Last time I was in the shop I was taken to the downstairs changing rooms which were much nicer (but still no mirrors!). They are down a small wooden staircase and then there are two chairs for the menfolk to sit and wait. A long narrow corridor has around 6-8 changing rooms off it. These rooms are much bigger than the ones upstairs and there are nice framed pictures on the walls. Again there is a large mirror outside the changing rooms.
You can return garments within 28 days, I think during sale time the period is less. Before Christmas I returned a top (I got it home and discovered it was dry clean only which wasn't very practical for a top I wanted to wear regularly with jeans at a weekend and decided I didn't like it as much as I first thought!) and found the process straightforward. I went in and said I wanted to return the top as I decided I didn't like it, they said "Do you want to look for anything else?", I said no and they processed the refund. I just had to fill in my name, address and the money was refunded on to my credit card.
If the shop does not have the right size then they do not seem to offer to order it for you. They do however refer you to the online website where if you know the product you want you can order it. The online ordering seems slightly limited at the moment and I haven't tried it so cant really offer much advice. Postage and packaging costs are not mentioned.

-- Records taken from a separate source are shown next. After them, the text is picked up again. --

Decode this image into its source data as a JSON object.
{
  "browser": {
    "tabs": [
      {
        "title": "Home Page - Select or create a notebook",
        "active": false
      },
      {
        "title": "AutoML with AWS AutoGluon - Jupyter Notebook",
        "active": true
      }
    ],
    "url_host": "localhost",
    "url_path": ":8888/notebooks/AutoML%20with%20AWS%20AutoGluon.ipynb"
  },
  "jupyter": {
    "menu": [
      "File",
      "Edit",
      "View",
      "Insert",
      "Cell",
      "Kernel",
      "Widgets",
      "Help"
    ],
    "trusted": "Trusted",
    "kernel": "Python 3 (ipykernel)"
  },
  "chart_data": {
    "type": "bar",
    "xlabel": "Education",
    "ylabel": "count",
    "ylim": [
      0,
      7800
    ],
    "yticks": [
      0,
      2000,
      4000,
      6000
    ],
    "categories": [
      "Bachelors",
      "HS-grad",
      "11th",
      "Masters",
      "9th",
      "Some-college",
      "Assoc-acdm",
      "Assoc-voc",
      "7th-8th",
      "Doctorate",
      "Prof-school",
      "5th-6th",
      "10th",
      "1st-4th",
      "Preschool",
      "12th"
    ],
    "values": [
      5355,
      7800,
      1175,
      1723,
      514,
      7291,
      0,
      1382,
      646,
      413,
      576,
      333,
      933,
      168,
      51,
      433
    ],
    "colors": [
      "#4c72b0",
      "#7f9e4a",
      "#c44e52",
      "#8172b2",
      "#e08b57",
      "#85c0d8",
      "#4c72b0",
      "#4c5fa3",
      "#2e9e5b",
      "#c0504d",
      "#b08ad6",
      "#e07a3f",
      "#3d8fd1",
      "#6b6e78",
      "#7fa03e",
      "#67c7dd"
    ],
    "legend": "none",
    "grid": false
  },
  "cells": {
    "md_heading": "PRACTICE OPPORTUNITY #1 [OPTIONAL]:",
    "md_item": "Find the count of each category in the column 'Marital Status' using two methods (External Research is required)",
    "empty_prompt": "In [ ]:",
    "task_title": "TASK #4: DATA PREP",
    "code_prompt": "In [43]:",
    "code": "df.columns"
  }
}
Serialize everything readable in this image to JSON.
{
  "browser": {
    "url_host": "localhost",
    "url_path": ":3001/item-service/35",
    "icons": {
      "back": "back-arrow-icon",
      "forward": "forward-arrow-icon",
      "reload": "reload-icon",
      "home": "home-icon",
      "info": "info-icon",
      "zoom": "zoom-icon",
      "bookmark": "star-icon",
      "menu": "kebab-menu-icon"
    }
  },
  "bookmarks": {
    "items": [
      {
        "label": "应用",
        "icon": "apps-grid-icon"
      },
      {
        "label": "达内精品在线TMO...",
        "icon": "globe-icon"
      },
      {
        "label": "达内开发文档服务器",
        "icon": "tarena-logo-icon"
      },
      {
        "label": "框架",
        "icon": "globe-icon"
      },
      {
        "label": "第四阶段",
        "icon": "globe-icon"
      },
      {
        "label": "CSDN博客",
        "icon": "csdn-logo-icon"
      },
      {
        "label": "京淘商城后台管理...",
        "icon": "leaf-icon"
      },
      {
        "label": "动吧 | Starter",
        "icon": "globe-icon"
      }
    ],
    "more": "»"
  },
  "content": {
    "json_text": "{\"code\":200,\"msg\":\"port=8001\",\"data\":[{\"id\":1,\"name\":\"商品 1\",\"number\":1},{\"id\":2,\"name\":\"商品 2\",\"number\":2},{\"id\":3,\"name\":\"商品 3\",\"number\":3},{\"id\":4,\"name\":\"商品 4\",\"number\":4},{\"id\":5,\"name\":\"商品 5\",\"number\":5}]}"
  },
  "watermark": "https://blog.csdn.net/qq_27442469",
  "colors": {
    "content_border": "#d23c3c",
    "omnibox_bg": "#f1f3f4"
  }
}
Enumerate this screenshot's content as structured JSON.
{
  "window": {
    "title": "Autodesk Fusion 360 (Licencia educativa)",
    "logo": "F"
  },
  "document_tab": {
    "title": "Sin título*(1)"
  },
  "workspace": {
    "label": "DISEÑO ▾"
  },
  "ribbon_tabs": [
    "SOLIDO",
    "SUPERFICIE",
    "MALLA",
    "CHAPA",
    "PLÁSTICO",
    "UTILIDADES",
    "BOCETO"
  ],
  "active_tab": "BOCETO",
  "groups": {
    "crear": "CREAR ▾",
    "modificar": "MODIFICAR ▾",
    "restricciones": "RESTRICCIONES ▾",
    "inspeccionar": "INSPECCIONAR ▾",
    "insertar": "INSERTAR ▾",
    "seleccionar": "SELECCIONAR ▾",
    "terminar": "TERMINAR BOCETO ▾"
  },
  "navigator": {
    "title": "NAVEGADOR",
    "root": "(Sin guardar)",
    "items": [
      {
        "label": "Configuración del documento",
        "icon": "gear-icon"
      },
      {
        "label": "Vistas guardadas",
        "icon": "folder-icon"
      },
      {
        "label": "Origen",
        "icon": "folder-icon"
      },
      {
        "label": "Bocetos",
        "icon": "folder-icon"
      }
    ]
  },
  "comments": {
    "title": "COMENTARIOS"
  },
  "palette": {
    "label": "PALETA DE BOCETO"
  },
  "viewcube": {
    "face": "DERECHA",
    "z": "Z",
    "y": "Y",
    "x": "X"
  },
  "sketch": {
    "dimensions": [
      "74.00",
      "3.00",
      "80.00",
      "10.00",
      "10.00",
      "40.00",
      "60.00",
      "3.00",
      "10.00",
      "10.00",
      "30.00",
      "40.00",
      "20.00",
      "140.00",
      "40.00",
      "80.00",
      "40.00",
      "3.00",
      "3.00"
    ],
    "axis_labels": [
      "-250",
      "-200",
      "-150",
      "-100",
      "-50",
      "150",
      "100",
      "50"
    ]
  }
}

As I was writing this and trying to think of all the relevant categories to cover I realised that this shop really is not wheelchair friendly. To begin with you have to go up two steps to get into the shop, they arent very steep and the man on the door could quite easily get the wheelchair up. However there are no changing rooms on the level and none big enough to fit a wheelchair in. It is an area that the shop really needs to address.
This is the way you can get the clothes a little cheaper. If you fill in a card at the desk then you can join the mailing list. You will get invites to see the new ranges of clothes in Spring, Summer, Autumn and Winter and enjoy a glass of champagne. You usually get a 10% or sometimes 15% offer off the new season clothes or on sale goods. Just before Christmas I got a 10% of the sale clothes which I used to buy a top and jumper.
As mentioned previously Hobbs usually have sales at the very least twice a year usually July and December. Not all the clothes are included in the sale. The ones that are can have discounts of up to 50% however not all are so heavily discounted. After Christmas I bought a "ballet" style wrap around top which was £35 reduced to £25.
The bags are traditional thick paper/card bags in a dark green with cream rope handles. The bags have the writing Hobbs on the side. They come in various sizes depending on what you have bought. The clothes are carefully folded, sometimes with tissue paper between them or surrounding them. The bags are then sealed with a Hobbs sticker. In sale times they user cheaper white paper bags which are much thinner and of poorer quality but I guess you are getting a bargain!
Many will be put off Hobbs by the cost or because they aren't at the "cutting edge" of fashion. But I like the clothes, like the shopping experience and will continue to shop there and mix the clothes with some cheaper ones from the likes of Next. However there will be no more shopping for me for a while as I am saving for a new kitchen!!